Every Tuesday and Friday during the growing season, the sale starts at 10 a.m. in the barn southeast of Arthur. The produce is grown by Amish farmers as well as by growers from the region.
"The quality's always good, and the prices are good, too," said Keith Cooper, who drives 120 miles from Stilesville, Ind., for produce to sell in front of his hardware store.
"And I just like everybody over here," he said. "I like to come."
Last Friday, the pallets were loaded with boxes of cabbages, eggplants, blackberries, bing cherries, sweet corn, summer squash, green beans, blueberries, onions, tomatoes, the prolific zucchini and more.
About 70 bidders bought the items in bulk – 50 cantaloupes, 30 pounds of tomatoes, 50 pounds of sweet corn. But small lots of produce were also offered at the end of the auction for those who wanted a couple pounds of tomatoes or a box of cucumbers to pickle.
Giant iced cinnamon rolls and other treats, including hot sandwiches, are sold, so it's not surprising that many of the "buyers" admit to being regulars who come for the socializing as much as for good deals on produce.
"See ya Tuesday," Elfrieda Brieschke of Sadorus called to another regular who left with just one melon.
Elfrieda and her husband, Eberhard, attend every Tuesday and Friday, largely for the fun of it. Eberhard is a German native who likes to talk in his native tongue with the Amish farmers, and the couple has made friends with the other regulars. The Brieschkes buy items from the small-lots part of the auction, such as six pints of cherries, and they will divvy them up with senior citizen friends later.
"Oh my, you should see this place right before Mother's Day," Elfrieda said. "The floor is covered, just full of flowers. Any kind you could want, just like you see in any nursery. And they have beautiful hanging baskets. Even some little pine trees and shrubs and things."
Doug Jurgens and his wife, Marcia, of Arthur were amazed at the selection of bedding plants they found at the produce auction this spring.
Marcia said they got flats of annuals and perennials at bargain prices and as the planting season came to a close they got flats of plants for $1 or 50 cents.
They attended last Friday even though they knew plants would not be included.
"We got addicted, I guess," Doug Jurgens said.
Bill Snyder comes up regularly from Charleston because he and his wife like the prices and quality, and they can buy enough to can and freeze. Friday he bid on tomatoes and cantaloupe.
"They go cheap sometimes," he said. "Quality's good."

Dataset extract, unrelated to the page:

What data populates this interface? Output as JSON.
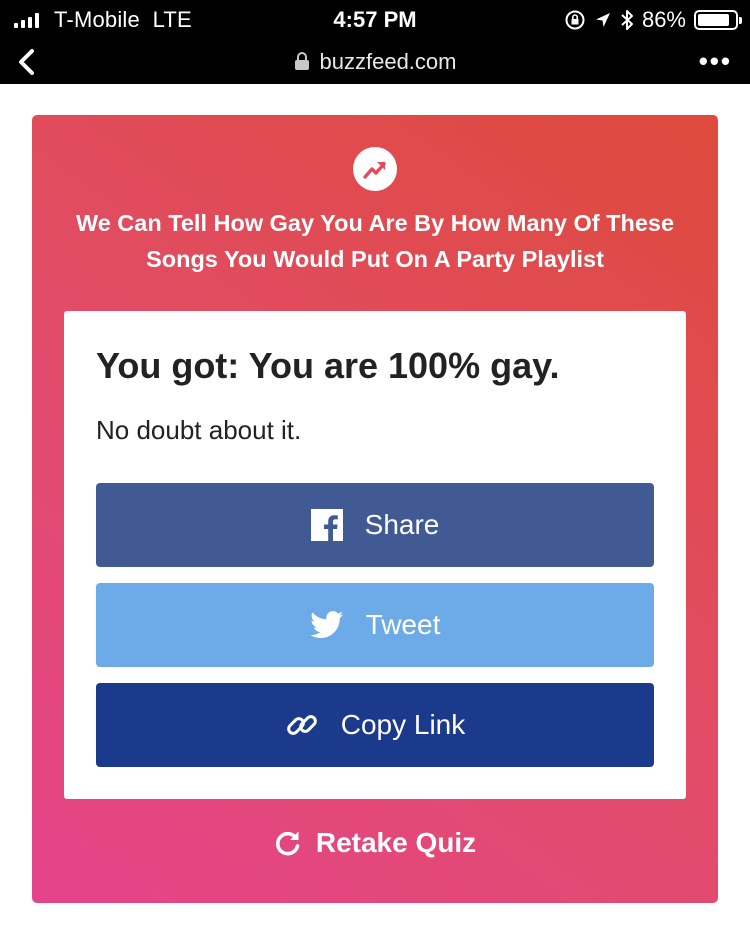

Cephas Yoder of rural Arthur is one of the two Amish auctioneers and also one of the local growers who supplies the auction. He also grows fruits and vegetables for his own Shady Crest Orchard and Farm Market, a half-mile south of Arthur.
Yoder and his wife and sister keep 13 acres devoted to sweet corn, watermelon, cantaloupe, peppers, green beans, and they tend a 5-acre apple orchard.

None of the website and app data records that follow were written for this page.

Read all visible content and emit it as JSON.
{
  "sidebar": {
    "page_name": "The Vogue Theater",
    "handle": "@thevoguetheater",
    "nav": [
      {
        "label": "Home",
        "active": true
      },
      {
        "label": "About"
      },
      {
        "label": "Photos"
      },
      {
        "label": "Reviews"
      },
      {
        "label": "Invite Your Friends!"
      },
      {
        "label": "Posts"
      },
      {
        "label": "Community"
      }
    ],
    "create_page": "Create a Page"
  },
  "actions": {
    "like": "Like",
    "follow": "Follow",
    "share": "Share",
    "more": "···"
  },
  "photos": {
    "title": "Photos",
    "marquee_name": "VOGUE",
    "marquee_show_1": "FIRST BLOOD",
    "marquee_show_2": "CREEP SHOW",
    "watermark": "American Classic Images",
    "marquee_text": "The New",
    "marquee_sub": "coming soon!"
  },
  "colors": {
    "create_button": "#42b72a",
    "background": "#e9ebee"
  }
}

He'd like to see even more Amish in the Arthur area dedicate their land to vegetables and fruits to supply the auction. Similar Amish-owned auctions in other communities have become big businesses, supplying restaurants and wholesalers. The Arthur Produce Auction is only into its third season, so it holds potential for that kind of growth.

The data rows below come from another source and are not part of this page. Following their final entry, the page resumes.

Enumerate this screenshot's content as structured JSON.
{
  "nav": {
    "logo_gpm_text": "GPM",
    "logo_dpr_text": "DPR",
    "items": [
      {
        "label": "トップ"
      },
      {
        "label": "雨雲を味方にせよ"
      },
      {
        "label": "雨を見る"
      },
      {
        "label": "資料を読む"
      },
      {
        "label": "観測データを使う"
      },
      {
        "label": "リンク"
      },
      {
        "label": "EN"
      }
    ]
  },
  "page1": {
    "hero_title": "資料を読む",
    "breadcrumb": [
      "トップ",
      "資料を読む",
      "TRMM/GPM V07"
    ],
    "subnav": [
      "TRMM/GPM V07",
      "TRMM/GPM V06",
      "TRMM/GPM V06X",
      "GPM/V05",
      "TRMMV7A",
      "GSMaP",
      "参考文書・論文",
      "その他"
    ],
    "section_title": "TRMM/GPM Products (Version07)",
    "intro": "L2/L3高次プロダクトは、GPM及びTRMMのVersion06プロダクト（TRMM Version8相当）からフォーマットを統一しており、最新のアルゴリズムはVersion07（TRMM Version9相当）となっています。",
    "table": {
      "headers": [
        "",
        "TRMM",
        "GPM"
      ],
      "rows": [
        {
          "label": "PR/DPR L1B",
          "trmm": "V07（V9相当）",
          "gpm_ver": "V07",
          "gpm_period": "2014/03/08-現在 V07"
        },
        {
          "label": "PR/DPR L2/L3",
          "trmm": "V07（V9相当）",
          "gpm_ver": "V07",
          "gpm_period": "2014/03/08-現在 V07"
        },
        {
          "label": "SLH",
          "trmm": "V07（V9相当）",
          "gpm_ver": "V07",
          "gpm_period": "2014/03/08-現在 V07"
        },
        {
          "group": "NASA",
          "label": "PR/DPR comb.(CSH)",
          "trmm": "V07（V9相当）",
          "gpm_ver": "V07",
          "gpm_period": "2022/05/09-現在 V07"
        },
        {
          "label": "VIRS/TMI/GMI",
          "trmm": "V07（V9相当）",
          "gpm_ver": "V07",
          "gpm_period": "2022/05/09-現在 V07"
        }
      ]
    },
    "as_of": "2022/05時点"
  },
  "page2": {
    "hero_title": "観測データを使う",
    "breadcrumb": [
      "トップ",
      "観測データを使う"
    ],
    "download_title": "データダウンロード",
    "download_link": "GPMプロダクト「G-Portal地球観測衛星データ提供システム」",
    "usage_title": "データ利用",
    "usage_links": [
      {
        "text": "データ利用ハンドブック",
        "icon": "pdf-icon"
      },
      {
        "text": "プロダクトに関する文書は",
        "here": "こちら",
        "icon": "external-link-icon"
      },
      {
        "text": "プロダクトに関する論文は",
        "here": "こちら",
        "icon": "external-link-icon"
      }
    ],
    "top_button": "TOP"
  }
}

About 20 shareholders, mostly Amish, own and operate the business. Each year a couple from among the shareholders acts as managers. Emma and Leroy Gingerich are this year's managers.
Emma Gingerich said the auctions run from May through October, when the barn is filled with pumpkins, squashes, mums and asters.
At the end of the season, the shareholders and other Amish regulars invite all the buyers to join them for a potluck dinner. They set up tables in the auction house, and the Amish women bring in hot casserole dishes while others bring desserts.
"Oh, it's wonderful," said Eberhard Brieschke of the food and the fellowship.
Emma Gingerich agrees. The auction has sold a lot of produce since it opened and created some great friends.
"It keeps us busy," she said, during a short break away from the auction office.
"And the next day is always the bookwork," she said. "But we meet a lot of nice people."
If you go
The Arthur Produce Auction is southeast of Arthur on County Road 100 E.
Directions from Arthur: Go east out of Arthur on Illinois 133 and turn south on 100 E. The auction house is about a mile and is clearly marked.
The auctions are from 10 a.m. until 11:30 or noon every Tuesday and Friday, from May through the end of October.
While most of the items are sold in bulk, a small-lots auction is held at the end of the sale for smaller purchases.
Buyers are available on site for wholesaler buyers who cannot attend.